Art Miami Director Nick Korniloff said some patrons are really surprised when they see the artist whose works they’re admiring.
“They are just in shock. I brought over so many great gallerists that represent artists. I mean, artists like even even Picasso, some of the great cubist artists and they come to the stand and say there is no way this is a 10-year-old boy, and believe it or not there is some work in there when he’s 8,” Korniloff said.
Andres' mom and dad say they detected early on that he just had a knack for it.
His dad, Guadulupe Valencia, is taking it all in when potential buyers come to take a look.
“It’s pretty amazing, you know, I’m really happy and proud, nervous; everything because you know my son is only 10 years old,” the elder Valencia told us.
His son’s most beloved piece is the one with a sharp green jacket worn by a character he’s created.

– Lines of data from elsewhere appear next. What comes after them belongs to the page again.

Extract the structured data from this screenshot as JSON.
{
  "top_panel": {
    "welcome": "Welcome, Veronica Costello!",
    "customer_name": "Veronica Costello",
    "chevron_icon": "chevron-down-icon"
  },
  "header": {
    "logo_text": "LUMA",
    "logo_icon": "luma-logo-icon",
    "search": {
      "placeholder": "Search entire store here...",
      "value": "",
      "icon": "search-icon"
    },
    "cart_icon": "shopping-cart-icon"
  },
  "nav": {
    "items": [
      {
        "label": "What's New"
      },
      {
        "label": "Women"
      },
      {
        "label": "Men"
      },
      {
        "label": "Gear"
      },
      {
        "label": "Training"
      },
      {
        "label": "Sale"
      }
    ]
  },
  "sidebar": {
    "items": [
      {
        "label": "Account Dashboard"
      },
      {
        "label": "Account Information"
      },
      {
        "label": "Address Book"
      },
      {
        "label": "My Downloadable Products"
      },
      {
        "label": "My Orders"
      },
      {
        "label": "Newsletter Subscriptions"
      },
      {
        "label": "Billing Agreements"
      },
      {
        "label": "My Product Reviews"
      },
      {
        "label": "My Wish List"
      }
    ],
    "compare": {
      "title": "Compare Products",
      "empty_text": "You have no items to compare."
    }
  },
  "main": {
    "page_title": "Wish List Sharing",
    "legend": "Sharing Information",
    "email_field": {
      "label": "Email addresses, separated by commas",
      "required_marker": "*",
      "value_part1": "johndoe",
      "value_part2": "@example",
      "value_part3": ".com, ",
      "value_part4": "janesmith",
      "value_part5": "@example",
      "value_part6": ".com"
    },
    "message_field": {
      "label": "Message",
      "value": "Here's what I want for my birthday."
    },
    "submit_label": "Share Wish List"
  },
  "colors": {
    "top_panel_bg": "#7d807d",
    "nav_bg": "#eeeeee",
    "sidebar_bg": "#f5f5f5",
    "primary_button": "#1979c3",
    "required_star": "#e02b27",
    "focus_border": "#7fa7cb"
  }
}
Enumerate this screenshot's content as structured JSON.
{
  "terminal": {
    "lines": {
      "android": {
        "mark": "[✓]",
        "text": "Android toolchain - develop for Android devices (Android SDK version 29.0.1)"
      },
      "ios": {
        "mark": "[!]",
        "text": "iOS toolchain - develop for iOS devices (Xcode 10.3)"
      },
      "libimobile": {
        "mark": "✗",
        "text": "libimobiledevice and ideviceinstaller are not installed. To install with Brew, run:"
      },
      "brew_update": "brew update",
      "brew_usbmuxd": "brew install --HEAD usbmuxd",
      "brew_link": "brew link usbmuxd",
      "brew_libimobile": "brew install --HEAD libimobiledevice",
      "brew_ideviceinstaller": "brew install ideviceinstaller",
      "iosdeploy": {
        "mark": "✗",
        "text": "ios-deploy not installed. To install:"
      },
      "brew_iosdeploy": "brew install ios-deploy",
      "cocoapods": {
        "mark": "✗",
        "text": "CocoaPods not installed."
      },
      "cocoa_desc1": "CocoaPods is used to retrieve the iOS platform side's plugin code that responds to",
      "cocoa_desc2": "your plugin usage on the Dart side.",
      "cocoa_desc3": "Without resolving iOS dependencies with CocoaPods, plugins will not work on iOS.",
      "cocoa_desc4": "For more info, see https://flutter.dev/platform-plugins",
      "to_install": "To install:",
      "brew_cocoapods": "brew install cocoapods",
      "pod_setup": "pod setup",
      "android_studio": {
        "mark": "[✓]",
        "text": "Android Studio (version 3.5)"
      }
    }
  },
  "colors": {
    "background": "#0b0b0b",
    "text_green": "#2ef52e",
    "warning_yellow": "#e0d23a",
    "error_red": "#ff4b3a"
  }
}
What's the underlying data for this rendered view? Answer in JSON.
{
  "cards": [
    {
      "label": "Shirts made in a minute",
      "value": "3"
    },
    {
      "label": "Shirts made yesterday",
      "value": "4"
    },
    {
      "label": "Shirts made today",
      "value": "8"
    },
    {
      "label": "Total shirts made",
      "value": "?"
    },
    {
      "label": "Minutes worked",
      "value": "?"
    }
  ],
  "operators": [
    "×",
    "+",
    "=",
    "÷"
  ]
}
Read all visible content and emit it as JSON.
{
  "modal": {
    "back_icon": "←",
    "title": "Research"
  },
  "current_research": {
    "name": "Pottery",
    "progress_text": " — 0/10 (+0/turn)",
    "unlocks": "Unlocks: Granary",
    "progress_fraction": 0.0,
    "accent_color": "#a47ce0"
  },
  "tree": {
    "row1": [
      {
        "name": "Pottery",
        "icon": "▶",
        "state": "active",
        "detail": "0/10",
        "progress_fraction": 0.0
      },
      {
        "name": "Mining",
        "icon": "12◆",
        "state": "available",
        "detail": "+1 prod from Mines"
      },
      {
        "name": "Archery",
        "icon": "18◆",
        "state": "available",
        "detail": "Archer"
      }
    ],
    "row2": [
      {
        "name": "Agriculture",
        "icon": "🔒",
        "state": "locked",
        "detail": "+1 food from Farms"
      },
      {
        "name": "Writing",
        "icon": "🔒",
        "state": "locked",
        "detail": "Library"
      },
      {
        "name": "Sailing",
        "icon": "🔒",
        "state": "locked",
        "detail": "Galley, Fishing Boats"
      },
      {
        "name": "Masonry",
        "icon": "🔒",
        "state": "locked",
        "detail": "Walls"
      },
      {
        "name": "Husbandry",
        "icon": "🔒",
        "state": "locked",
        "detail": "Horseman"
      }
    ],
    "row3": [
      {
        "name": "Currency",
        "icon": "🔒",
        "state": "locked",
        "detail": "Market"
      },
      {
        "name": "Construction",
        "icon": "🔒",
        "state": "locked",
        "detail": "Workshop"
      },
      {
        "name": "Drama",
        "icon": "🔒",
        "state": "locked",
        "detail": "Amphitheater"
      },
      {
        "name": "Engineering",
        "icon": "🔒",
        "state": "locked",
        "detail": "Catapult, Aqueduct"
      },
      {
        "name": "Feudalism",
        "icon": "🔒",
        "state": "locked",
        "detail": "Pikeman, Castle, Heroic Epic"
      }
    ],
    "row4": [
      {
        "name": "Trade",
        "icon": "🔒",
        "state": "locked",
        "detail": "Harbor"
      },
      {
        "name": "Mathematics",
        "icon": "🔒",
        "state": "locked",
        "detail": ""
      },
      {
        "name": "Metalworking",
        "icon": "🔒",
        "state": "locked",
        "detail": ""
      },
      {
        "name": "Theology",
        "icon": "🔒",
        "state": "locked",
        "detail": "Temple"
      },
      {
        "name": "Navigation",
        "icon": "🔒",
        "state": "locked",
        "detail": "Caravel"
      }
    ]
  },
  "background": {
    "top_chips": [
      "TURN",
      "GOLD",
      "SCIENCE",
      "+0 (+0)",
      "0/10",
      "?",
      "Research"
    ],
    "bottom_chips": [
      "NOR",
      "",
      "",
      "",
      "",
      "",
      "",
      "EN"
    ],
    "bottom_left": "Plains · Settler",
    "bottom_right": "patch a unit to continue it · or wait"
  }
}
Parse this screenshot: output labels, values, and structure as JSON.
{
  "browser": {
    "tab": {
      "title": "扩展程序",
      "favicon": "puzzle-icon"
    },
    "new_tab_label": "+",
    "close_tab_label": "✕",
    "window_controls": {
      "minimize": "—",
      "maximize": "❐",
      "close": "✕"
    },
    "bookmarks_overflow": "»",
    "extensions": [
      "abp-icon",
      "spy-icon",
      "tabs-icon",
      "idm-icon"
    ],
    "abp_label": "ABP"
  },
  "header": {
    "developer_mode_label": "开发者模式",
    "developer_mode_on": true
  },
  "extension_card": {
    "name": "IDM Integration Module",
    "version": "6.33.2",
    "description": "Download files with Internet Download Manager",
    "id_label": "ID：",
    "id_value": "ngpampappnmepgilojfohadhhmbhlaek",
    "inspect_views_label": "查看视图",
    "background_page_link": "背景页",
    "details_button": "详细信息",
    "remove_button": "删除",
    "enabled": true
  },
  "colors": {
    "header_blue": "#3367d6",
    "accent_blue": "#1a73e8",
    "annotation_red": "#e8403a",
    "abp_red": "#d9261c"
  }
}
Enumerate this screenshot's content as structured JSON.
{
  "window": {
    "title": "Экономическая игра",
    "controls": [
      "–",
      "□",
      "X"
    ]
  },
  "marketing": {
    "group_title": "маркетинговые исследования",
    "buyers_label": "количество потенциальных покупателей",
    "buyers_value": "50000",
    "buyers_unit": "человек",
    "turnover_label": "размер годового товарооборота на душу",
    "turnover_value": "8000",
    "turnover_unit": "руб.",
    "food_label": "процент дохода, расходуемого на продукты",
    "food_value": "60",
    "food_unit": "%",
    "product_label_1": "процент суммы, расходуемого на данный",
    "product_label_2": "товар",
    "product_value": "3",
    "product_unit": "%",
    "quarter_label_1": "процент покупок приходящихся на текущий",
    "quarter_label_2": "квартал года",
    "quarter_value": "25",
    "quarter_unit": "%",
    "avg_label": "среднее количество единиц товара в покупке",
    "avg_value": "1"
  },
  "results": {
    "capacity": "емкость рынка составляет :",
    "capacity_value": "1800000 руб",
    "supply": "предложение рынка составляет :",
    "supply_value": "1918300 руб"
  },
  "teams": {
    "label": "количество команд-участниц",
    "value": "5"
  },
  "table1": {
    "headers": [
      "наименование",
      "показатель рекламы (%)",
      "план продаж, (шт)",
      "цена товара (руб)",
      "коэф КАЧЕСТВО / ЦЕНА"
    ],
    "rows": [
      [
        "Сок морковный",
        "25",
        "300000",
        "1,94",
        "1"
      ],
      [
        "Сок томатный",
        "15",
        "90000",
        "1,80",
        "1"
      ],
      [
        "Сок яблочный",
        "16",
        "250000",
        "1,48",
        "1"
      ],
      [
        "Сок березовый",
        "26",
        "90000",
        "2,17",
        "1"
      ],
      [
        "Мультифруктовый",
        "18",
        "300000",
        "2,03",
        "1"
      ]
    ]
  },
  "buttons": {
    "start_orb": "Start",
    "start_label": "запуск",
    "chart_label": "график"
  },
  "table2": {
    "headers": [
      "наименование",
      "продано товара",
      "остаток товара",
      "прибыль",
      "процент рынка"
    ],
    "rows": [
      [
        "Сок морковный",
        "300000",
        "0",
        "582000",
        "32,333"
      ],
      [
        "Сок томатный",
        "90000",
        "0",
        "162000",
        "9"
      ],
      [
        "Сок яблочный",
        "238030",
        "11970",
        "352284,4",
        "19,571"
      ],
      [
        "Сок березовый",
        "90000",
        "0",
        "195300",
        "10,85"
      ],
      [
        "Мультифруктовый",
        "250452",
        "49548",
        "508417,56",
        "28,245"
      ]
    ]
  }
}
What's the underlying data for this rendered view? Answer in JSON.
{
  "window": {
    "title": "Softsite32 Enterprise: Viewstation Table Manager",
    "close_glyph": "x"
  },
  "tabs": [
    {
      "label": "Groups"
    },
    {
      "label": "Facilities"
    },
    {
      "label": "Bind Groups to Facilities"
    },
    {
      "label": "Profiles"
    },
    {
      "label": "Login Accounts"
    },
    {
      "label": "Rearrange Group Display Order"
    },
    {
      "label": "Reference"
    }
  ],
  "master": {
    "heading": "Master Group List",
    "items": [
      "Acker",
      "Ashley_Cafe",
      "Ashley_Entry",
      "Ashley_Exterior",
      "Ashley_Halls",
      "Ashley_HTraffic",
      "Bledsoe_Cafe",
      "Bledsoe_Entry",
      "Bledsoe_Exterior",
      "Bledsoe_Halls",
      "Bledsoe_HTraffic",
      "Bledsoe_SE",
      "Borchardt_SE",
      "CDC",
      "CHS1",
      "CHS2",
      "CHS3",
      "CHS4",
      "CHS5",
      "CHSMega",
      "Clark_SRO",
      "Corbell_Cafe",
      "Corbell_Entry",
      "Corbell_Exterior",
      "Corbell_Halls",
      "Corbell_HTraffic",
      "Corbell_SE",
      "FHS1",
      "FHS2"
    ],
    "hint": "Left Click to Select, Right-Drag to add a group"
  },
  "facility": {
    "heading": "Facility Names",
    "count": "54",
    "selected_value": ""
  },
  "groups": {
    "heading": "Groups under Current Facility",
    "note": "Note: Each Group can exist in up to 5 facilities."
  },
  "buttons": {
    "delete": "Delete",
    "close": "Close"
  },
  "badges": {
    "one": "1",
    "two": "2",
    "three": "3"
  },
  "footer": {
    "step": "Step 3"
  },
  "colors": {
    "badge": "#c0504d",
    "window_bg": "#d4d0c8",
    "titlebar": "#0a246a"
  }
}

“That one is my favorite one and his name is Lucky and I got inspired by an artist named Giglioni,” Andres said.
Some of the proceeds from Andres works will go to the Perry Cohen Foundation, the Foundation set up by Korniloff to honor his son who died in a boating tragedy when he was a teenager. To support the foundation click here.
The pressure will be on Andres on Saturday when he’ll be creating one of his pieces live. He won’t say exactly what it is he’s going to do. That will remain a secret till then.
The Associated Press contributed to this report -- Ed.